ATTOM has released its second-quarter 2023 report analyzing qualified low-income Opportunity Zones targeted by Congress for economic redevelopment in the Tax Cuts and Jobs Act of 2017 (see full methodology below). In this report, ATTOM looked at 3,909 zones around the United States with sufficient data to analyze, meaning they had at least five home sales in the second quarter of 2023.
The report found that median single-family home and condo prices increased from the first quarter of 2023 to the second quarter of 2023 in 61 percent of Opportunity Zones around the country, and rose at least 5 percent in about half.

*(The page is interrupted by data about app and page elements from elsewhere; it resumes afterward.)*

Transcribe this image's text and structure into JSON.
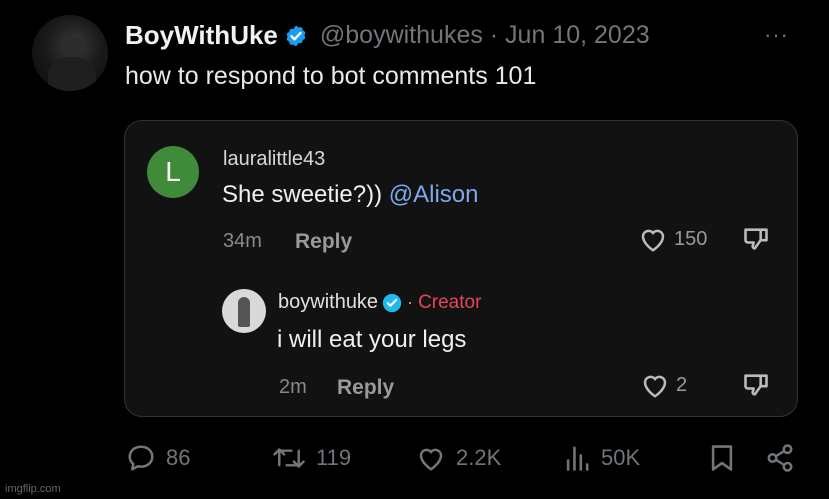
{
  "tweet": {
    "display_name": "BoyWithUke",
    "handle_time": "@boywithukes · Jun 10, 2023",
    "more": "···",
    "text": "how to respond to bot comments 101"
  },
  "comment1": {
    "avatar_letter": "L",
    "username": "lauralittle43",
    "text": "She sweetie?))",
    "mention": "@Alison",
    "time": "34m",
    "reply_label": "Reply",
    "likes": "150"
  },
  "comment2": {
    "username": "boywithuke",
    "dot": "·",
    "creator_label": "Creator",
    "text": "i will eat your legs",
    "time": "2m",
    "reply_label": "Reply",
    "likes": "2"
  },
  "actions": {
    "replies": "86",
    "reposts": "119",
    "likes": "2.2K",
    "views": "50K"
  },
  "watermark": "imgflip.com",
  "colors": {
    "verified": "#1d9bf0",
    "creator": "#e8445a",
    "mention": "#7ea8e8",
    "avatar_l": "#3f8b3a"
  }
}
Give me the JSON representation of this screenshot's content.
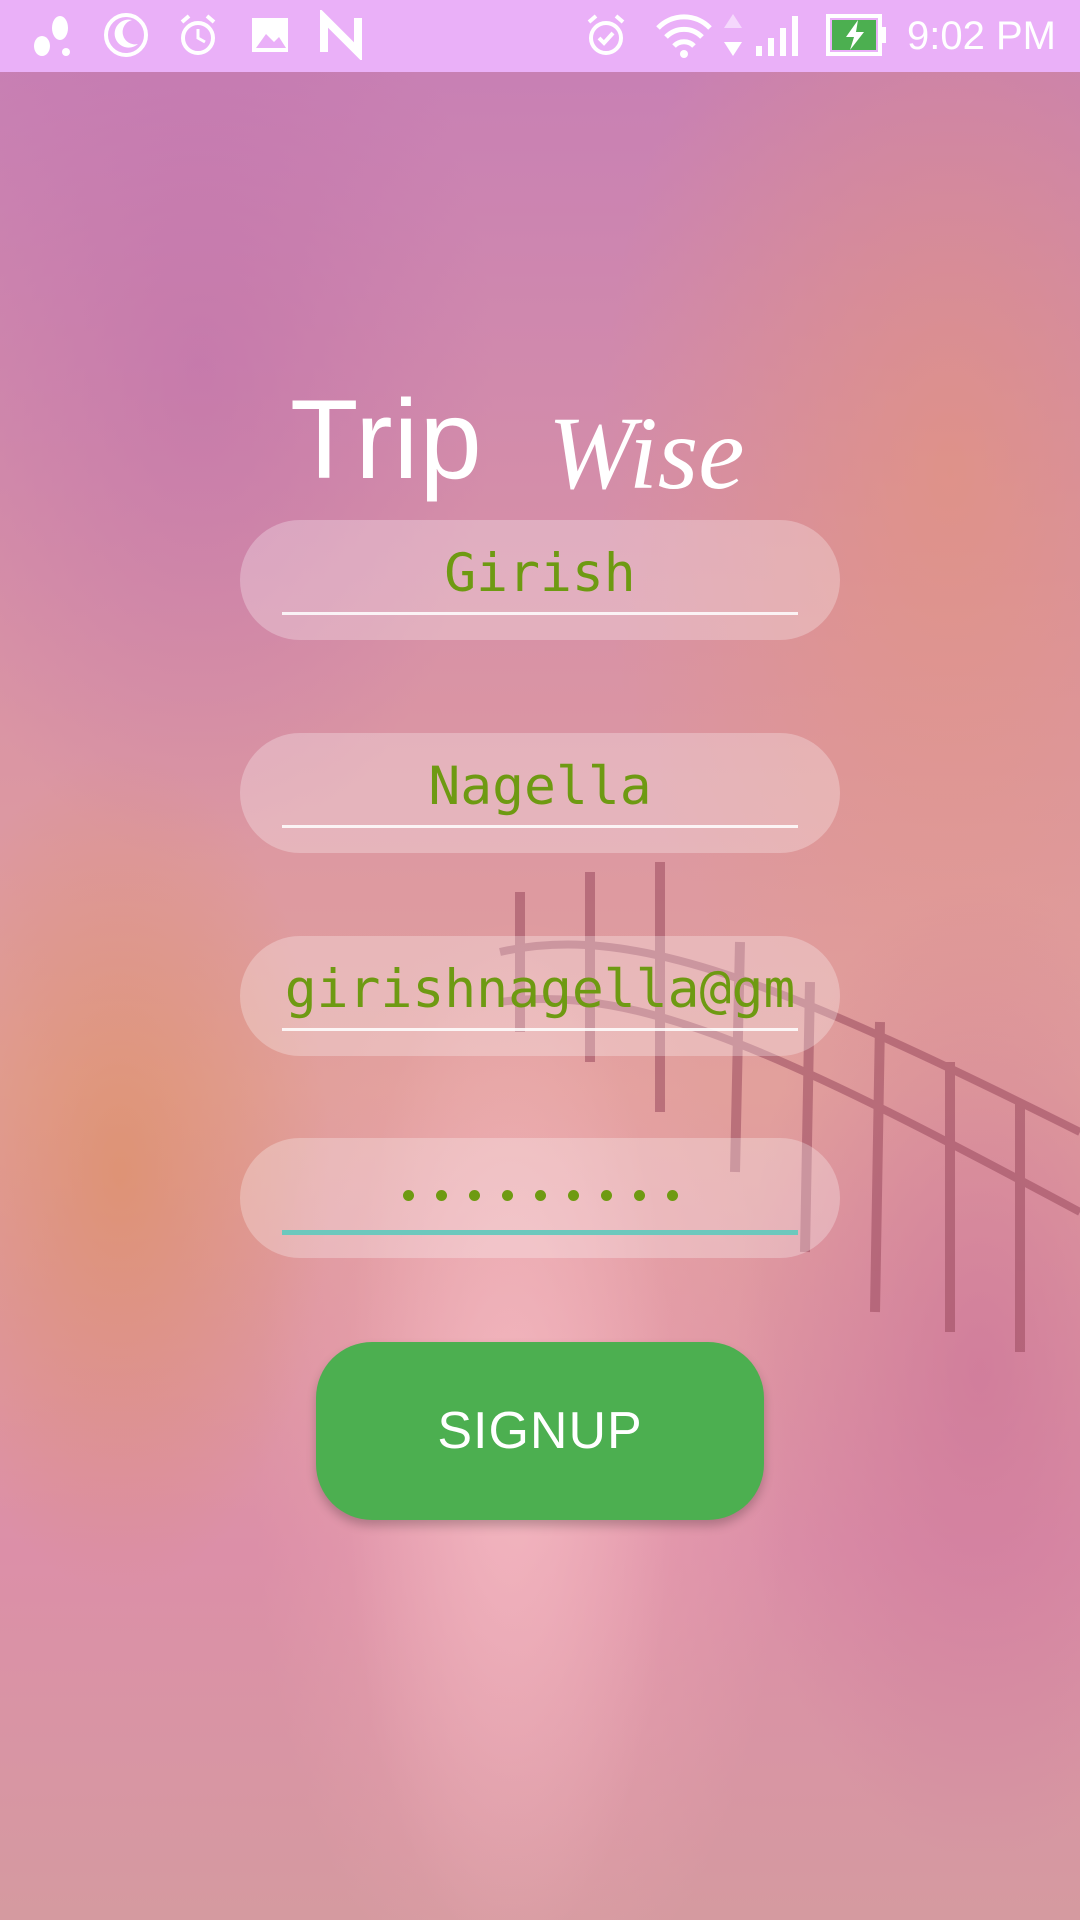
{
  "status_bar": {
    "time": "9:02 PM",
    "left_icons": [
      "notification-icon",
      "moon-icon",
      "alarm-clock-icon",
      "image-icon",
      "n-app-icon"
    ],
    "right_icons": [
      "alarm-icon",
      "wifi-icon",
      "data-arrows-icon",
      "cell-signal-icon",
      "battery-charging-icon"
    ],
    "background_color": "#eab0f8"
  },
  "logo": {
    "word1": "Trip",
    "word2": "Wise"
  },
  "form": {
    "first_name": "Girish",
    "last_name": "Nagella",
    "email": "girishnagella@gm",
    "password_dots": 9,
    "signup_label": "SIGNUP",
    "text_color": "#6e9a12",
    "button_color": "#4caf50",
    "focus_color": "#6cc8bd"
  }
}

The increases reversed a brief fallback in values during the prior two quarters in a majority of zones, which sit in and around low-income neighborhoods where the federal government offers tax breaks to spur economic revival.
The renewed price growth continued a long-term pattern of trends in Opportunity Zones largely matching those in other neighborhoods around the U.S. Values in those areas also dipped from late 2022 into early 2023 before recovering in the second quarter. Changes in home values inside Opportunity Zones have been tracking closely with national patterns for at least the last three years – mostly rising in a sign of economic strength inside some of the country’s most distressed communities.
By two key measures, Opportunity Zone markets even showed signs of rebounding slightly better than other neighborhoods around the country during the second quarter of this year. Median prices inside those zones rose more often at a faster pace than the nationwide gain both quarterly and annually.
“Another quarter and another sign of housing market strength. That was the story yet again in Opportunity Zones around the U.S. during the Spring buying season of 2023,” said Rob Barber, CEO for ATTOM. “It doesn’t seem to matter whether the national market is booming or cooling off. Prices are rising or falling at about the same pace inside Opportunity Zones as they are elsewhere around the U.S. – and even doing a little better in some ways. For sure, prices remain low in Opportunity Zones. But once again, home value trends present a positive note for investors considering using federal tax breaks offered to redevelop neighborhoods in need of revival.”
Opportunity Zones are defined in the Tax Act legislation as census tracts in or alongside low-income neighborhoods that meet various criteria for redevelopment in all 50 states, the District of Columbia and U.S. territories. Census tracts, as defined by the U.S. Census Bureau, cover areas that have 1,200 to 8,000 residents, with an average of about 4,000 people.
As they have for many years, or even decades, typical home values in Opportunity Zones continued to fall well below those in most other neighborhoods around the nation in the second quarter of 2023. Median second-quarter prices were less the U.S. median of $350,000 in 80 percent of Opportunity Zones analyzed. That was about the same portion as in earlier periods over the past year. In addition, median prices remained less than $200,000 in 49 percent of the zones during the second quarter of 2023.
Considerable price volatility also continued in Opportunity Zones, with median values either dropping or increasing by at least 5 percent in two-thirds of those locations from the first quarter of 2023 to the second quarter of 2023. That likely reflected the small number of sales in many zones.
Still, second-quarter trends showed that the earlier downturn in home values nationwide failed to cause a long-term slump in Opportunity Zones, despite their economic distress. That suggests that a decade of home-price runups across the U.S. continues to leave a significant cluster of potential buyers with limited resources no choice but to take a chance and purchase homes in the lowest-priced communities. The apparently healthy demand in the second quarter continued even as home-mortgage rates climbed back up toward 7 percent for 30-year loans this Spring, cutting into what buyers could afford.
“Opportunity Zones appear to still be enjoying the trickle-down effect of value spikes in mid-level markets that have likely priced marginal buyers out,” Barber added. “With an ongoing tight supply of homes for sale pushing the trends even more throughout the country, there are no major signs that Opportunity Zones price patterns will fall out of step with the national scenario in the near future.”